“She knew I had to cry until I undrown from the inside.” ― Angie Cruz, How Not to Drown in a Glass of Water
Cara Romero thought she would work at the factory of little lamps for the rest of her life. But when, in her mid-50s, she loses her job in the Great Recession, she is forced back into the job market for the first time in decades. Set up with a job counselor, Cara instead begins to narrate the story of her life. Over the course of twelve sessions, Cara recounts her tempestuous love affairs, her alternately biting and loving relationships with her neighbor Lulu and her sister Angela, her struggles with debt, gentrification, and loss, and, eventually, what really happened between her and her estranged son, Fernando. As Cara confronts her darkest secrets and regrets, we see a woman buffeted by life but still full of fight.
I listened to this as an audiobook, and the narrator did a great job of making Cara feel real. Cara’s story is narrated in the first person, but other details are shared through the paperwork she files through the course of the program, which makes for some interesting reading! Beautifully–written and thought-provoking, with humor, a whole lot of heart, and an endearing protagonist whose story will make you smile, sob, laugh out loud, and cheer her on. This is a short but impactful and memorable read that I would definitely recommend.
First Line: My name is August Epp—irrelevant for all purposes, other than that I’ve been appointed the minute-taker for the women’s meetings because the women are illiterate and unable to do it themselves.
Summary: In an isolated Mennonite community, it has come to light that some of the men have been using a powerful poisonous spray, typically used to sedate livestock, to knock out and sexually assault women and children during the night. They awaken with no memory of the experience. But this all happens before we meet the women and girls of Molotschna. The title of this book is apt, as the “action” consists of the women talking in a barn, trying to decide whether they should:
Stay and Fight

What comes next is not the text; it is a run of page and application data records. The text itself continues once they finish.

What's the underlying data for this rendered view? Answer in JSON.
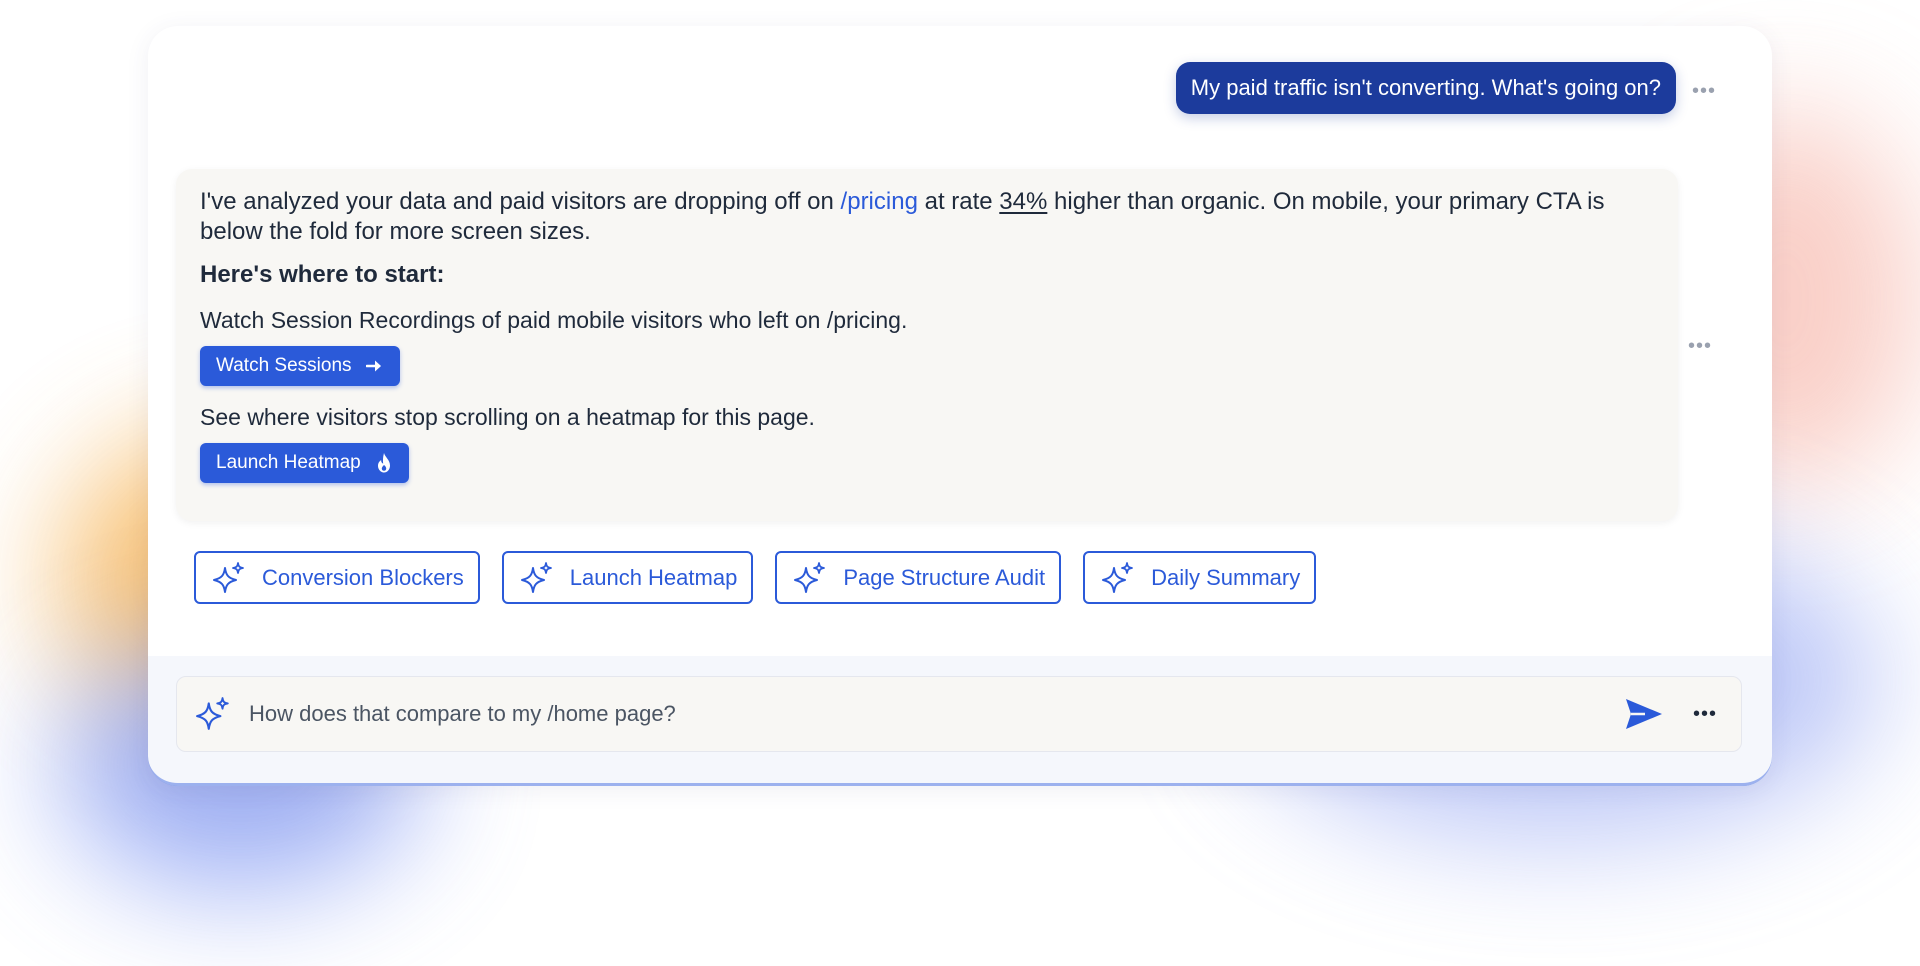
{
  "user_message": {
    "text": "My paid traffic isn't converting. What's going on?",
    "more_icon": "more-horizontal-icon"
  },
  "assistant": {
    "intro_before_link": "I've analyzed your data and paid visitors are dropping off on ",
    "intro_link": "/pricing",
    "intro_middle": " at rate ",
    "intro_stat": "34%",
    "intro_after": " higher than organic. On mobile, your primary CTA is below the fold for more screen sizes.",
    "subheading": "Here's where to start:",
    "steps": [
      {
        "text": "Watch Session Recordings of paid mobile visitors who left on /pricing.",
        "button_label": "Watch Sessions",
        "button_icon": "arrow-right-icon"
      },
      {
        "text": "See where visitors stop scrolling on a heatmap for this page.",
        "button_label": "Launch Heatmap",
        "button_icon": "flame-icon"
      }
    ],
    "more_icon": "more-horizontal-icon"
  },
  "suggestions": [
    {
      "label": "Conversion Blockers",
      "icon": "sparkles-icon"
    },
    {
      "label": "Launch Heatmap",
      "icon": "sparkles-icon"
    },
    {
      "label": "Page Structure Audit",
      "icon": "sparkles-icon"
    },
    {
      "label": "Daily Summary",
      "icon": "sparkles-icon"
    }
  ],
  "composer": {
    "value": "How does that compare to my /home page?",
    "leading_icon": "sparkles-icon",
    "send_icon": "send-icon",
    "more_icon": "more-horizontal-icon"
  },
  "colors": {
    "accent": "#2b5ad9",
    "user_bubble": "#1c3b9c",
    "card_bg": "#f8f7f4",
    "text": "#1f2a3b"
  }
}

The men of the village, meanwhile, have been taken into custody but will be returning soon. As pressure mounts, the women argue, laugh, and try to define what it means to believe in God, to forgive, to be free, and to love. They name as their goals safety for themselves and for their children, and the freedom to think. Through it all, they are also enjoying each other’s company.
My Thoughts: One of the reviewers I trust, Molly Young, raves about Miriam Toews. She recommended starting with Women Talking so I picked it up. I will admit, the subject matter made me apprehensive to start reading. I thought it might be too dark, too depressing– especially since the book is based on real events. And while it is true that those events are depressingly grim, the book is anything but. For me, there is something so restorative and fortifying about spending an evening surrounded by women. (It’s also typically a lot of fun!) Reading this book had the same effect on me.
The only man in the barn is the minute-taker August, an awkward outcast and appreciator of the random fact who is in love with Ona, a nervous and thoughtful dreamer. The following conversation between the two is an example of the frequent, whimsical interludes from the tense atmosphere in the barn, and it tickled me:
“Did you know, I say, that there is a butterfly called the Comma?
It’s such an untoward reaction, so comical.
Is that so? she asks.
Yes, I say, it’s called the Comma because–but Ona stops me.
No, she says, let me guess. Because it flits about from leaf to stem to petal, pausing only briefly on its way? Because its journey is its story, never stopping, only pausing, always moving.
I smile and nod. Exactly, I say, that is why!
Ona punches the palm of her hand: Aha! She goes back to her seat.
But it’s not true, this is not why the Comma butterfly has its name. And of course there are periods within texts, journeys. Stoppage. The real reason, banal, is that the butterfly has a shape on the underside of its wing that resembles a comma. I don’t know why I let her believe otherwise, but someday, perhaps, it will be clear.”
FYI: Miriam Toews herself grew up in an isolated Mennonite village in Canada (not the one this book is based on).